MARINE AND COASTAL PAINTING Shipps and the sea have always been important to painters. The sea was a great and abiding sourse of inspiration to many painters. Marine painting continued to be a popular branch of art up to the end of nineteenth century, and still thriving today.
OIL PAINTING Traditional artists' canvas is made from linen, but the less expensive cotton fabric has gained popularity. The artist first prepares a wooden frame called a “stretcher" or "strainer." The difference between the first and second is that stretchers are slightly adjustable, while strainers are rigid and lack adjustable corner notches. The canvas then pulled across the wooden frame and tacked or stapled tightly to the back edge. The next step is for the artist to apply a ground (or size) to isolate the canvas from the acidic qualities of the paint. Traditionally, the canvas was coated with a layer of rabbit skin glue and primed with subsequent layers of finely ground chalk (or marble dust) and rabbit skin glue. Later the process was changed to a sizing of rabbit skin glue with subsequent layers of white priming (gypsum, chalk, barium oxide, titianium(IV) dioxide mixed with linseed oil). Modern gessos are made of titianium dioxide with an acrylic binder and are not "real" gessos in the true sense of the word. The artist might apply several layers of gesso, sanding each smooth after it has dried. Sanding the primed surface is important to roughen the generally slick surface so the subsequent layers of oils will properly adhere. It is possible to tone the gesso to a particular color, but most store-bought gesso is white. The gesso layer will tend to draw the oil paint into the porous surface, depending on the thickness of the gesso layer.
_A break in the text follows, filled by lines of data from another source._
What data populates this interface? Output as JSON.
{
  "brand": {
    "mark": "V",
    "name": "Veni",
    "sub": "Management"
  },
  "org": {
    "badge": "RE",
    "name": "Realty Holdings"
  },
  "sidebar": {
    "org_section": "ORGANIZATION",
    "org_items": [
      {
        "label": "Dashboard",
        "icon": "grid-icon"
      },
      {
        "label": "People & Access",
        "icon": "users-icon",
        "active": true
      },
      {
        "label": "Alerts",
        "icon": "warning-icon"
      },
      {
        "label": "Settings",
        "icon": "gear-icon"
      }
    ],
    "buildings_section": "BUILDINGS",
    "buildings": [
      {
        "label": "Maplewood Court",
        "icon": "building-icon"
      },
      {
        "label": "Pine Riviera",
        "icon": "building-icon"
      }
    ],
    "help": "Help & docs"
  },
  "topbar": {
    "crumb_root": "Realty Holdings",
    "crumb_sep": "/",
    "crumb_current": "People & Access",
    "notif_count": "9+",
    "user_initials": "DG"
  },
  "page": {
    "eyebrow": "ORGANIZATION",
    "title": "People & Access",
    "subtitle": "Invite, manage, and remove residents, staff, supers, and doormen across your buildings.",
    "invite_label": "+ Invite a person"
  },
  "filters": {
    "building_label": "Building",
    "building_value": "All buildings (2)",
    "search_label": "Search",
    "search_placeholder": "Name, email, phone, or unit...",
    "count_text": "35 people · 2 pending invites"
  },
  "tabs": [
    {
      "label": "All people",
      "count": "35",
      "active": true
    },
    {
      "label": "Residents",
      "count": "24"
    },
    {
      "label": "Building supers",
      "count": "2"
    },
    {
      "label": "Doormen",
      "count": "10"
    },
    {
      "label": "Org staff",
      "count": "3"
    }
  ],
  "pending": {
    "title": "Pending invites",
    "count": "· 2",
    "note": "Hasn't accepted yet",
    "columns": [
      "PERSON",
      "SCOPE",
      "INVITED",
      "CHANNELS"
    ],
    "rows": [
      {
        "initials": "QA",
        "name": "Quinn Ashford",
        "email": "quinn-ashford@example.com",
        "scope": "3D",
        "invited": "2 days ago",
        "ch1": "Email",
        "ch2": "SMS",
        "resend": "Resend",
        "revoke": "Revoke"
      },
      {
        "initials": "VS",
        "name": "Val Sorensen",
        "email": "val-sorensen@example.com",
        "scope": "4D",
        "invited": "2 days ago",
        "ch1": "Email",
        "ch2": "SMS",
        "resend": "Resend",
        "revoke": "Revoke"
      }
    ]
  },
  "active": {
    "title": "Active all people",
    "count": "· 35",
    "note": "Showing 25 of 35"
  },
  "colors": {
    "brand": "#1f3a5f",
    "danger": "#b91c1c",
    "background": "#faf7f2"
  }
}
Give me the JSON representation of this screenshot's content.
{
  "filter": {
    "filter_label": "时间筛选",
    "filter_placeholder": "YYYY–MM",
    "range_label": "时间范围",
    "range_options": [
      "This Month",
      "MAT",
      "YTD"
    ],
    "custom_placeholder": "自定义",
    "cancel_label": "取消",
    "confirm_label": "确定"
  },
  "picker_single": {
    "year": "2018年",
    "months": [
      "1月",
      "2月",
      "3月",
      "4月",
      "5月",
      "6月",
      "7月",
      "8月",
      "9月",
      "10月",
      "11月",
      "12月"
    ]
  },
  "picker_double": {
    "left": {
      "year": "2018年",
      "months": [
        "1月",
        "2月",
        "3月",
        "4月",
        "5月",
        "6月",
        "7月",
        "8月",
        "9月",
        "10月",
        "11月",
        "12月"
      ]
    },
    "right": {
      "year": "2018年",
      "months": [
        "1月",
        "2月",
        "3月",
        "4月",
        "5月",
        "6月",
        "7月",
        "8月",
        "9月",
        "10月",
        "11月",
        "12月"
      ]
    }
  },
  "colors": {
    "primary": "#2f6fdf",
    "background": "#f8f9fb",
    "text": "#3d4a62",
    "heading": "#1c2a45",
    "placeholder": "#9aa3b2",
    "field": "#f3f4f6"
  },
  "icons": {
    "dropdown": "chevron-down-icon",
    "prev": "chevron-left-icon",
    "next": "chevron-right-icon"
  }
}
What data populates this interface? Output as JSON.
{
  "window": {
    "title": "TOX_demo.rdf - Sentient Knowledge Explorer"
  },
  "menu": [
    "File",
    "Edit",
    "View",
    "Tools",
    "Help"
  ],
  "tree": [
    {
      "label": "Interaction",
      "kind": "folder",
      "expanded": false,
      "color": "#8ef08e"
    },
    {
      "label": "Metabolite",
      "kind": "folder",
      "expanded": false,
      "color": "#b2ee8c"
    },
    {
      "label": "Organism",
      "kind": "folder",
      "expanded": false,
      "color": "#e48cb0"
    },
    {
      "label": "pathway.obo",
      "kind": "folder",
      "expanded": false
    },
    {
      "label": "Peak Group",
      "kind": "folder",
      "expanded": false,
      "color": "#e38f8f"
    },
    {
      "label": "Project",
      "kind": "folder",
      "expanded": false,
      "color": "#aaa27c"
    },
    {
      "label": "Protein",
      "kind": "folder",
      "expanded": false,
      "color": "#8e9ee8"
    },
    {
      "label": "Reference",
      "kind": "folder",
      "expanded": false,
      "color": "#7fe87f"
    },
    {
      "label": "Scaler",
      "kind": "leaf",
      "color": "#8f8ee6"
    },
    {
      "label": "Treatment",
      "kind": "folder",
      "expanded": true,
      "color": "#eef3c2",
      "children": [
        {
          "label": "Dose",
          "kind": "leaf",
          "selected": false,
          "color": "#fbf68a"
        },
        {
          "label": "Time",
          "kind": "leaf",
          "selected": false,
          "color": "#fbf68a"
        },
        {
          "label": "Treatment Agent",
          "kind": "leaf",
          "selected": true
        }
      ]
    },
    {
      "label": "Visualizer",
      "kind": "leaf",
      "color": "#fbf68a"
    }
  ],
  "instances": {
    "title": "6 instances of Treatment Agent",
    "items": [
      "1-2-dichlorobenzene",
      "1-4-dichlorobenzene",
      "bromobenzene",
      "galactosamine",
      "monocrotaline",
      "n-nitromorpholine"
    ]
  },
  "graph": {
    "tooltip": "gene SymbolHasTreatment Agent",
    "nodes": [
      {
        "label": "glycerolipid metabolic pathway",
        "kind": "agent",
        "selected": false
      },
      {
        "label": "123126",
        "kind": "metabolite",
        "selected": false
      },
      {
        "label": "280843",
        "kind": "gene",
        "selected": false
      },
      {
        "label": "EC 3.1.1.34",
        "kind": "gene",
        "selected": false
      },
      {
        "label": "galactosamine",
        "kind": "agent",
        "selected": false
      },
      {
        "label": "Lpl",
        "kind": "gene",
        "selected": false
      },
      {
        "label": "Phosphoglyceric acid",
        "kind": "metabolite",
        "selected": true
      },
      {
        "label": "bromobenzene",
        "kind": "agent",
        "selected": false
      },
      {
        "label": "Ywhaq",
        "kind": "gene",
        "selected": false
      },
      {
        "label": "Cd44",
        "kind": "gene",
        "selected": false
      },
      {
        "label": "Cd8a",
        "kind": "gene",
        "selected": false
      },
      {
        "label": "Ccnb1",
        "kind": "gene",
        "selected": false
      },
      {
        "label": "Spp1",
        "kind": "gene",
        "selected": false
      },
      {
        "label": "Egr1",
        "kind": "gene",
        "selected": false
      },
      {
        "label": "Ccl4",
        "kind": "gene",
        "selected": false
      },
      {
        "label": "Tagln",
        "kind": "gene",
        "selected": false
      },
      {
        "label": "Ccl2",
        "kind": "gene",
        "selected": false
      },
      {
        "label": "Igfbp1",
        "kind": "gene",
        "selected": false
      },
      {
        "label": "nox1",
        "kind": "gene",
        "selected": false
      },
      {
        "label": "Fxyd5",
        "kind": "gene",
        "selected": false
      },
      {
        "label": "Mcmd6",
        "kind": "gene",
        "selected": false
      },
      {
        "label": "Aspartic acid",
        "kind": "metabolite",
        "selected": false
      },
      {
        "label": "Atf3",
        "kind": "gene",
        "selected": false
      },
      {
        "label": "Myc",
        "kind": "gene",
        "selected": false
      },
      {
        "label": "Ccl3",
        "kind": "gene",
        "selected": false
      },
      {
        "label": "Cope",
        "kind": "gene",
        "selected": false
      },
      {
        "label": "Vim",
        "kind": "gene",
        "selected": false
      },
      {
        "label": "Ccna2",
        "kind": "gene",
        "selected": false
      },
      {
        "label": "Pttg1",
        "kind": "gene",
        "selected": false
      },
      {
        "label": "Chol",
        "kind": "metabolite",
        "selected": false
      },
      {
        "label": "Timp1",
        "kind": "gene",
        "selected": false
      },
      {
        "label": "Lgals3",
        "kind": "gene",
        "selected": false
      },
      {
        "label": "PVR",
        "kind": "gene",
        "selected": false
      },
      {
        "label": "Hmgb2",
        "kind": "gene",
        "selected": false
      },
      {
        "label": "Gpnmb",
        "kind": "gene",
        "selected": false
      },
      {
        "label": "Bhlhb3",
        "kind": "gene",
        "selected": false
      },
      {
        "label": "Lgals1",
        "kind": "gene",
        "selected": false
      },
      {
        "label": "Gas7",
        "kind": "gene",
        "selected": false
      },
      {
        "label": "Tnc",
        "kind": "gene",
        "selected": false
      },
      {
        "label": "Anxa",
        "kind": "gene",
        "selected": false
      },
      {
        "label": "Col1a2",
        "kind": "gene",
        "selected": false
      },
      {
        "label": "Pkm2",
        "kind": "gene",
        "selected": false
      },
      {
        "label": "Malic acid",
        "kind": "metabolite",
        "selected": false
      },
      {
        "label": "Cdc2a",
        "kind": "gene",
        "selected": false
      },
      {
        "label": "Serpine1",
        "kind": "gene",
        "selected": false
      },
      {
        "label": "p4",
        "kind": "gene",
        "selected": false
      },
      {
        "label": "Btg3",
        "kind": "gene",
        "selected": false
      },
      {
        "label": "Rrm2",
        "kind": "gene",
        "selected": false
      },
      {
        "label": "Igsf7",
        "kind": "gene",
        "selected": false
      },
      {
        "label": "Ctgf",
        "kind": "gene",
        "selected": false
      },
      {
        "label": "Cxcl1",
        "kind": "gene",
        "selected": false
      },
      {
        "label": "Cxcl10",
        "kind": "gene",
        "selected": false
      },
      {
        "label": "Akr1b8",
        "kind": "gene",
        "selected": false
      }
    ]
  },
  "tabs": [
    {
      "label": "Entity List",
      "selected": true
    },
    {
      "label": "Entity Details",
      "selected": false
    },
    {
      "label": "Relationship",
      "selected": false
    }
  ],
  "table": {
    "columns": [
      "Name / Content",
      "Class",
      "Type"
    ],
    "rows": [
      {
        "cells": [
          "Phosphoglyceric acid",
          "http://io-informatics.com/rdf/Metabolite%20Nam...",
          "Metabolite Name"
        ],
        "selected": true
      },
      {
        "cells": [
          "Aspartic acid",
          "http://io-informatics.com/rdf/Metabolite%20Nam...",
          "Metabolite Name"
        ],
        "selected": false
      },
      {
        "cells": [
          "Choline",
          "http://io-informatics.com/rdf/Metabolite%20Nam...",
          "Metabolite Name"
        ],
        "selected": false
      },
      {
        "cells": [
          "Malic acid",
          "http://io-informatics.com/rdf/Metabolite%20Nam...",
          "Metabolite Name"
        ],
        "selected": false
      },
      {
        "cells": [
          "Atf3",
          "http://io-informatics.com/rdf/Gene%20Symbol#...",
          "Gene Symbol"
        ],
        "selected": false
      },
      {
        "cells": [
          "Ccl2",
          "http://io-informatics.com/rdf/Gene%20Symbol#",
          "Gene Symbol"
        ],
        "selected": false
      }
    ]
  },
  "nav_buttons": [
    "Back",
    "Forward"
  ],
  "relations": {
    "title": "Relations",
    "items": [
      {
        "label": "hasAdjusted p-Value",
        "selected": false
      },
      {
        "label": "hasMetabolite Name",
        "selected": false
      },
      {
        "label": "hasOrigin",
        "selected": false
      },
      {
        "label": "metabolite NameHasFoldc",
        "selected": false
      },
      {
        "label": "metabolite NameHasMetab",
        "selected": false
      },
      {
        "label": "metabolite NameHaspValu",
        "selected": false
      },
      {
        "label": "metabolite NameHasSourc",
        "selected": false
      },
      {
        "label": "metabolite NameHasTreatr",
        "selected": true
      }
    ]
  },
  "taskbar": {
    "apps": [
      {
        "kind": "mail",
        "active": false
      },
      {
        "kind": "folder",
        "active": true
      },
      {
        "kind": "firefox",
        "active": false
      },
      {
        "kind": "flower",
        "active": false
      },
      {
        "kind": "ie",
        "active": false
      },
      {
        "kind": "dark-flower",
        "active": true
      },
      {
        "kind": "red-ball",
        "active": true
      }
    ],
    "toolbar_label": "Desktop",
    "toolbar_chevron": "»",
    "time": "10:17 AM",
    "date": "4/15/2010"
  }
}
Excessive or uneven gesso layers are sometimes visible in the surface of finished paintings as a change in the layer that's not from the paint.